• [What the task asks]
Every word of the listing should be reproduced without alteration.

(Beginning of Data for this exercise)

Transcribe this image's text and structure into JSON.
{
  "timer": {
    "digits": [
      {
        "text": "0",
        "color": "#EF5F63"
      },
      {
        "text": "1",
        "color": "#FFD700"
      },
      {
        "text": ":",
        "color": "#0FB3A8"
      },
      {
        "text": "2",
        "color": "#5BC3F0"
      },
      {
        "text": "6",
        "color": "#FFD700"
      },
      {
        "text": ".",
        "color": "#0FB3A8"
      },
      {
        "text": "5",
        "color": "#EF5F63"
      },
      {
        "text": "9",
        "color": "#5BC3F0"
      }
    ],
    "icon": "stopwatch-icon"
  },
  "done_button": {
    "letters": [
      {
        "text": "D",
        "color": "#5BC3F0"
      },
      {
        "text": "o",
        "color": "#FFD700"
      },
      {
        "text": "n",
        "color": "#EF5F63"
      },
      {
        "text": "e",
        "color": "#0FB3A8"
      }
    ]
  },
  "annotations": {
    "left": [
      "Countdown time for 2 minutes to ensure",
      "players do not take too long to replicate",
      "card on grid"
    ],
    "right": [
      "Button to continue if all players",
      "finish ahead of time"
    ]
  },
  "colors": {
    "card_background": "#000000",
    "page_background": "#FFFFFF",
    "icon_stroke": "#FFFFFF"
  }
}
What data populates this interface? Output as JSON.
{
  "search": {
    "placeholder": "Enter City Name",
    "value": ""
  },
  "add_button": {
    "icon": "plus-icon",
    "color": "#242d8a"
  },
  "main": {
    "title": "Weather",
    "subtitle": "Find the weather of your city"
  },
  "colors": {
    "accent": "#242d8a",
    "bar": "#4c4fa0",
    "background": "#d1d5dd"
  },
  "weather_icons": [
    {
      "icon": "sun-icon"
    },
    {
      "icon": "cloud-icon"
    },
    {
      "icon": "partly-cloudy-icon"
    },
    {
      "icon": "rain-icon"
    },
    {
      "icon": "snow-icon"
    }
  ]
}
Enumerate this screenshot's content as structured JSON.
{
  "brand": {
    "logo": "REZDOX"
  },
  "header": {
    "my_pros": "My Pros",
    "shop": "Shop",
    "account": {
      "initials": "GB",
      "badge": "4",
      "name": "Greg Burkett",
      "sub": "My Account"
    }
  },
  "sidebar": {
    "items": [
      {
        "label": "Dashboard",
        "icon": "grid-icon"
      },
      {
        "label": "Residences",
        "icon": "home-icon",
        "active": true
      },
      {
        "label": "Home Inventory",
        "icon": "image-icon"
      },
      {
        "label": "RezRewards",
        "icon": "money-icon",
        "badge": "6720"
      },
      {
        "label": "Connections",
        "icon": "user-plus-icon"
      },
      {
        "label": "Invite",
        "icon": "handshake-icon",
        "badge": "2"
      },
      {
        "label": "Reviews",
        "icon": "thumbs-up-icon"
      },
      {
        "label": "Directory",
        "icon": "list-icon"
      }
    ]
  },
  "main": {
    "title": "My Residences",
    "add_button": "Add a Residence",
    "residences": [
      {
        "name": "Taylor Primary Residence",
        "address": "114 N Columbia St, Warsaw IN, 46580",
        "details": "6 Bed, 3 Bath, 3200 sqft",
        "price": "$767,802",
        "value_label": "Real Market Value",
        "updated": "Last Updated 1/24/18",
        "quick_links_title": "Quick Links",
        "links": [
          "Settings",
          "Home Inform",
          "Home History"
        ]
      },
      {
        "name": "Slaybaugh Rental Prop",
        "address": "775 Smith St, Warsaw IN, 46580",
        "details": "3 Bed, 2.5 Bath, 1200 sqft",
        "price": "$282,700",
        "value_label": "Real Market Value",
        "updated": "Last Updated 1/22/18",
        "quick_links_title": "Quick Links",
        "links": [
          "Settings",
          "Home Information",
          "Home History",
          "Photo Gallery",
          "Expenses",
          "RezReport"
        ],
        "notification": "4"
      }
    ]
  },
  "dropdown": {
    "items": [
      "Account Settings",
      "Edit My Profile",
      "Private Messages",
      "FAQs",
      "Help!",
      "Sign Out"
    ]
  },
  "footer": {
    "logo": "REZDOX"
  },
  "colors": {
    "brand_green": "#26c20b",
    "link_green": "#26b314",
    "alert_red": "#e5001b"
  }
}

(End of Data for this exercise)

• [Reply]
Transcribe this image's text and structure into JSON.
{
  "timer": {
    "digits": [
      {
        "text": "0",
        "color": "#EF5F63"
      },
      {
        "text": "1",
        "color": "#FFD700"
      },
      {
        "text": ":",
        "color": "#0FB3A8"
      },
      {
        "text": "2",
        "color": "#5BC3F0"
      },
      {
        "text": "6",
        "color": "#FFD700"
      },
      {
        "text": ".",
        "color": "#0FB3A8"
      },
      {
        "text": "5",
        "color": "#EF5F63"
      },
      {
        "text": "9",
        "color": "#5BC3F0"
      }
    ],
    "icon": "stopwatch-icon"
  },
  "done_button": {
    "letters": [
      {
        "text": "D",
        "color": "#5BC3F0"
      },
      {
        "text": "o",
        "color": "#FFD700"
      },
      {
        "text": "n",
        "color": "#EF5F63"
      },
      {
        "text": "e",
        "color": "#0FB3A8"
      }
    ]
  },
  "annotations": {
    "left": [
      "Countdown time for 2 minutes to ensure",
      "players do not take too long to replicate",
      "card on grid"
    ],
    "right": [
      "Button to continue if all players",
      "finish ahead of time"
    ]
  },
  "colors": {
    "card_background": "#000000",
    "page_background": "#FFFFFF",
    "icon_stroke": "#FFFFFF"
  }
}
What data populates this interface? Output as JSON.
{
  "search": {
    "placeholder": "Enter City Name",
    "value": ""
  },
  "add_button": {
    "icon": "plus-icon",
    "color": "#242d8a"
  },
  "main": {
    "title": "Weather",
    "subtitle": "Find the weather of your city"
  },
  "colors": {
    "accent": "#242d8a",
    "bar": "#4c4fa0",
    "background": "#d1d5dd"
  },
  "weather_icons": [
    {
      "icon": "sun-icon"
    },
    {
      "icon": "cloud-icon"
    },
    {
      "icon": "partly-cloudy-icon"
    },
    {
      "icon": "rain-icon"
    },
    {
      "icon": "snow-icon"
    }
  ]
}
Enumerate this screenshot's content as structured JSON.
{
  "brand": {
    "logo": "REZDOX"
  },
  "header": {
    "my_pros": "My Pros",
    "shop": "Shop",
    "account": {
      "initials": "GB",
      "badge": "4",
      "name": "Greg Burkett",
      "sub": "My Account"
    }
  },
  "sidebar": {
    "items": [
      {
        "label": "Dashboard",
        "icon": "grid-icon"
      },
      {
        "label": "Residences",
        "icon": "home-icon",
        "active": true
      },
      {
        "label": "Home Inventory",
        "icon": "image-icon"
      },
      {
        "label": "RezRewards",
        "icon": "money-icon",
        "badge": "6720"
      },
      {
        "label": "Connections",
        "icon": "user-plus-icon"
      },
      {
        "label": "Invite",
        "icon": "handshake-icon",
        "badge": "2"
      },
      {
        "label": "Reviews",
        "icon": "thumbs-up-icon"
      },
      {
        "label": "Directory",
        "icon": "list-icon"
      }
    ]
  },
  "main": {
    "title": "My Residences",
    "add_button": "Add a Residence",
    "residences": [
      {
        "name": "Taylor Primary Residence",
        "address": "114 N Columbia St, Warsaw IN, 46580",
        "details": "6 Bed, 3 Bath, 3200 sqft",
        "price": "$767,802",
        "value_label": "Real Market Value",
        "updated": "Last Updated 1/24/18",
        "quick_links_title": "Quick Links",
        "links": [
          "Settings",
          "Home Inform",
          "Home History"
        ]
      },
      {
        "name": "Slaybaugh Rental Prop",
        "address": "775 Smith St, Warsaw IN, 46580",
        "details": "3 Bed, 2.5 Bath, 1200 sqft",
        "price": "$282,700",
        "value_label": "Real Market Value",
        "updated": "Last Updated 1/22/18",
        "quick_links_title": "Quick Links",
        "links": [
          "Settings",
          "Home Information",
          "Home History",
          "Photo Gallery",
          "Expenses",
          "RezReport"
        ],
        "notification": "4"
      }
    ]
  },
  "dropdown": {
    "items": [
      "Account Settings",
      "Edit My Profile",
      "Private Messages",
      "FAQs",
      "Help!",
      "Sign Out"
    ]
  },
  "footer": {
    "logo": "REZDOX"
  },
  "colors": {
    "brand_green": "#26c20b",
    "link_green": "#26b314",
    "alert_red": "#e5001b"
  }
}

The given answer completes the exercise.